LONDON (Reuters) - Britain can avoid disorder and chaos in the event of a no-deal Brexit because a step-up in the government’s contingency planning meant the economy was better prepared, the boss of clothing retailer Next said on Tuesday.
Next chief executive Simon Wolfson, a prominent leave supporter, told the BBC he hoped new Prime Minister Boris Johnson could secure a deal with the European Union before the Oct. 31 exit date.
But he said the government’s increased focus on contingency planning, including simplified customs and border procedures, meant the United Kingdom was much better prepared than it was for the original March 29 Brexit deadline.
Wolfson has been CEO of clothing retailer Next for 18 years and as a Conservative peer sits in the upper house of Britain’s parliament, giving him an insight into the workings of the government and the impact its policies have on consumers. He had previously warned of the perils of a no-deal Brexit.
“We’re a long way from gridlock and chaos. I think the fact that (UK tax authority) HMRC have introduced these transitional measures will make an enormous difference,” he said.
“We are rapidly moving from the gridlock and chaos camp into the well prepared camp. To have the government and civil service that is now determinedly endeavoring to make sure that we are prepared is really important.”
He said the government of Theresa May had failed to adequately prepare for a no-deal, a situation he said was now being addressed by her successor.
Wolfson said he much preferred a deal to no-deal. “But I’m much less frightened of no-deal if government’s well prepared. We’ve got every indication that they are now taking that seriously.”
He told the BBC any deal struck by Johnson with the EU was likely to be last minute. “In the vast majority of deals I’ve done, if the deadline is midnight, the deal gets done at 11.55, but we need to have nerves of steel and prepare ourselves for either outcome,” he said.
Though British ports could wave all goods through, Wolfson conceded that the UK government had little influence on what would happen at continental ports.

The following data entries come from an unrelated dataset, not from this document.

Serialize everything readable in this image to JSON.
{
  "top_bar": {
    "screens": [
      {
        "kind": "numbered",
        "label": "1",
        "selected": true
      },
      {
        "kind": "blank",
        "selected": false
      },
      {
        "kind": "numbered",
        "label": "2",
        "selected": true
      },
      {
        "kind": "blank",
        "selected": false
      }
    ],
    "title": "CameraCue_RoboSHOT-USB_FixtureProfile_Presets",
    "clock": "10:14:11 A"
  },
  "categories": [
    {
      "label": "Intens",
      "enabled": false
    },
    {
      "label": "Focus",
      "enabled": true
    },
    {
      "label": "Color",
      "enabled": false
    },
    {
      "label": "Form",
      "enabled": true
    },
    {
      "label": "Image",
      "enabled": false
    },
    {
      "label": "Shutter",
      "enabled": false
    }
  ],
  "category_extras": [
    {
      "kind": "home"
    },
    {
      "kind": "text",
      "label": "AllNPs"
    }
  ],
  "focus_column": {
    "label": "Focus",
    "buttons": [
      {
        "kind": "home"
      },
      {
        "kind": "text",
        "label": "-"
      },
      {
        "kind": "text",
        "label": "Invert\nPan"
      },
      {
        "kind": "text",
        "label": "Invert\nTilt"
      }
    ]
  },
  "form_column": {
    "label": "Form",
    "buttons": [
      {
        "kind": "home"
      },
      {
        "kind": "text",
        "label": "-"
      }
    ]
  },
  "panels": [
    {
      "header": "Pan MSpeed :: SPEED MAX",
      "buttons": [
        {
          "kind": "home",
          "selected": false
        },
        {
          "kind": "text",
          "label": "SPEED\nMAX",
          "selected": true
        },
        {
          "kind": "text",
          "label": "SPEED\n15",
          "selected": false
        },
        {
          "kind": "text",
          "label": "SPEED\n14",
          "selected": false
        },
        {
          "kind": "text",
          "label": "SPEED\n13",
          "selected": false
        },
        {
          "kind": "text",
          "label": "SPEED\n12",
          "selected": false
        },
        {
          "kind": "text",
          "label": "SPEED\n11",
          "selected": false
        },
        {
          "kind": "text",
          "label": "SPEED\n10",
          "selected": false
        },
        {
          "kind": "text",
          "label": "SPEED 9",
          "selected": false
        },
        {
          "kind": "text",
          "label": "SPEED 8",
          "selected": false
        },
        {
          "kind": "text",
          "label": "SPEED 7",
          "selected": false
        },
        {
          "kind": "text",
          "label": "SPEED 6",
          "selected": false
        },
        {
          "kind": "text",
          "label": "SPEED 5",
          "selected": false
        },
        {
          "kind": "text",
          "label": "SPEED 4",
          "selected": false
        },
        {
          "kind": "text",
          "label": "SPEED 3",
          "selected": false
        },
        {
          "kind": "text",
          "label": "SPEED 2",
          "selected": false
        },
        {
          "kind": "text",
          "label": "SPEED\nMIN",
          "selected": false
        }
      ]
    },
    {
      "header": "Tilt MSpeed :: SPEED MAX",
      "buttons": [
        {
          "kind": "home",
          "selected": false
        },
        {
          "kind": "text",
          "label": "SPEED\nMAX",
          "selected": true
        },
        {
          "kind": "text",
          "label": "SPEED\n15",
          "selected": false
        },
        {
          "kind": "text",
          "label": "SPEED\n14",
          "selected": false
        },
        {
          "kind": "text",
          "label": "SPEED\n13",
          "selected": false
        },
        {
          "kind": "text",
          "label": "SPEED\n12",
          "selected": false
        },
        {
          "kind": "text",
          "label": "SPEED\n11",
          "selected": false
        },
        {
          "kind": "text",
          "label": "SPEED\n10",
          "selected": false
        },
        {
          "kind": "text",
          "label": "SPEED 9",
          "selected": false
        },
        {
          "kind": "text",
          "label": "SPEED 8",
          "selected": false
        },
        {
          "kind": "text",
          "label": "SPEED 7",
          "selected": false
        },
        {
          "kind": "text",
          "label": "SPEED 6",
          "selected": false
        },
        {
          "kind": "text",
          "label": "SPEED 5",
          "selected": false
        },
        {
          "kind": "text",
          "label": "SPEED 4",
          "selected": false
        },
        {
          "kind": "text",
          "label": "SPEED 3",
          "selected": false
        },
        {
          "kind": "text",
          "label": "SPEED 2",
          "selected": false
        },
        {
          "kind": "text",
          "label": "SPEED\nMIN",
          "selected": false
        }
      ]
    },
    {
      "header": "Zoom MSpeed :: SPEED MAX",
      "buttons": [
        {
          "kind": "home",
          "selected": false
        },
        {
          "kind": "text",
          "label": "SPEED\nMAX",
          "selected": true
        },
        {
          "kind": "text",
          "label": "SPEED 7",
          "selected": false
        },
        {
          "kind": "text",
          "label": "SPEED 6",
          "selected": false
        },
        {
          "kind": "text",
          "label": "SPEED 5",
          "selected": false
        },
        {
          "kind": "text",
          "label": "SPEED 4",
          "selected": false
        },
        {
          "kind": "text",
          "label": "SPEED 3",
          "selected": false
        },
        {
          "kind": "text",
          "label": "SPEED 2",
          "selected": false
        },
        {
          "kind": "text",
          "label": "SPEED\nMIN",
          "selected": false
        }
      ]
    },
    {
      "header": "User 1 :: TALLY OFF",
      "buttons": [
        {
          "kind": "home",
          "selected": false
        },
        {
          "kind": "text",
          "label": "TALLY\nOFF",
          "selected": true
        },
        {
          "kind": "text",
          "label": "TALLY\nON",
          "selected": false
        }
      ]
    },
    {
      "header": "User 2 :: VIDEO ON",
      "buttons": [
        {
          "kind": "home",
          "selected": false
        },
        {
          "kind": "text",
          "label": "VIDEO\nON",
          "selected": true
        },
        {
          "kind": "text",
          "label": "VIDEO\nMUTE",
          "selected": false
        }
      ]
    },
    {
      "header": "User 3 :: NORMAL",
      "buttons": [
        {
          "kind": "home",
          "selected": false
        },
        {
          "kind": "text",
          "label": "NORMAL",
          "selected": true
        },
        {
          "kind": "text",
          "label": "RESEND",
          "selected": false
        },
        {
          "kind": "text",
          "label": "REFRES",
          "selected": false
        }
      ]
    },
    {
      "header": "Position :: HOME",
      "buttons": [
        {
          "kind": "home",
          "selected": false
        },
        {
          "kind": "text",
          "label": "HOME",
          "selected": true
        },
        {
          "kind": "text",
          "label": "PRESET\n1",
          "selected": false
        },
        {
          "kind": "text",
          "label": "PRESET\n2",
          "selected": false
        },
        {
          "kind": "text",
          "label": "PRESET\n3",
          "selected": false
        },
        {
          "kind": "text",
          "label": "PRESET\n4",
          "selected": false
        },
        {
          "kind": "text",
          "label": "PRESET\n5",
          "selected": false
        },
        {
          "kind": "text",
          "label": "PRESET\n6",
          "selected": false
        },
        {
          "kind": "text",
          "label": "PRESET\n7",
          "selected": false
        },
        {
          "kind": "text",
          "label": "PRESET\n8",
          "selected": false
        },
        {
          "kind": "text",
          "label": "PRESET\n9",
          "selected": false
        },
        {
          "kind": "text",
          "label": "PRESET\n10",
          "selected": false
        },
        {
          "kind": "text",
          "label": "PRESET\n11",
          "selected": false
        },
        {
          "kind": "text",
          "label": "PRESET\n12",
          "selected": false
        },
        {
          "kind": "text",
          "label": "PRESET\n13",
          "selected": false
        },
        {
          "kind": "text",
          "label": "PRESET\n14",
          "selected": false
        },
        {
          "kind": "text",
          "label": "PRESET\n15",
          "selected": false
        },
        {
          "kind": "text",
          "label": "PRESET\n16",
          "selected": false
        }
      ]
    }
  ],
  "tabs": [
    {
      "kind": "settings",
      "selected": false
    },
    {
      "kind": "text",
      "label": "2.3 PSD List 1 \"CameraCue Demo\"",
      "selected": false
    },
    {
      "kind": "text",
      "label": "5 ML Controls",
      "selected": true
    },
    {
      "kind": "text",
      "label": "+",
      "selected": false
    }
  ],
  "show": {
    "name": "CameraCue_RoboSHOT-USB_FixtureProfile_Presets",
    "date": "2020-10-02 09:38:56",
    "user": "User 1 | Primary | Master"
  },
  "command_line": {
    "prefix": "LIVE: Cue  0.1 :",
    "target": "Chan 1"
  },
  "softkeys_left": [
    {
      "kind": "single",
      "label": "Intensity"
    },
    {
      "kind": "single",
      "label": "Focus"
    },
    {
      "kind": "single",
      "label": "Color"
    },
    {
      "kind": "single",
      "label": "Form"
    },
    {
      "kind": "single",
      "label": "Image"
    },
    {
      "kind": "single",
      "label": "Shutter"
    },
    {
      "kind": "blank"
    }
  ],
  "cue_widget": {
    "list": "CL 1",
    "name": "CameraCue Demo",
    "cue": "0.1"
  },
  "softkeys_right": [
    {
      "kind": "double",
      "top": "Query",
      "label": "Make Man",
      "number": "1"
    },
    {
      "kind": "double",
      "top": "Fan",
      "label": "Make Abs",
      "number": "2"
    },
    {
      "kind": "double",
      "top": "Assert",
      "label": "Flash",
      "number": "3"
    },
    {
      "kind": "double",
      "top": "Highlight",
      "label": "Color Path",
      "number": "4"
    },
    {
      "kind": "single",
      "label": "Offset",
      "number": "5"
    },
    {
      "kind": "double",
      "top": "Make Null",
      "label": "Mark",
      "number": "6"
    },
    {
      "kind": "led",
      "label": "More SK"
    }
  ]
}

He said Next had moved all its imports and exports out of the French port of Calais to other ports.
Wolfson’s stance contrasts starkly with dire warnings from some business groups.
Last week Britain’s food and drink lobby group warned the country will experience shortages of some fresh foods for weeks or even months if a disorderly no-deal Brexit leaves perishable produce rotting in lorries at ports.
Reporting by Guy Faulconbridge and James Davey; Editing by Kate Holton and Janet Lawrence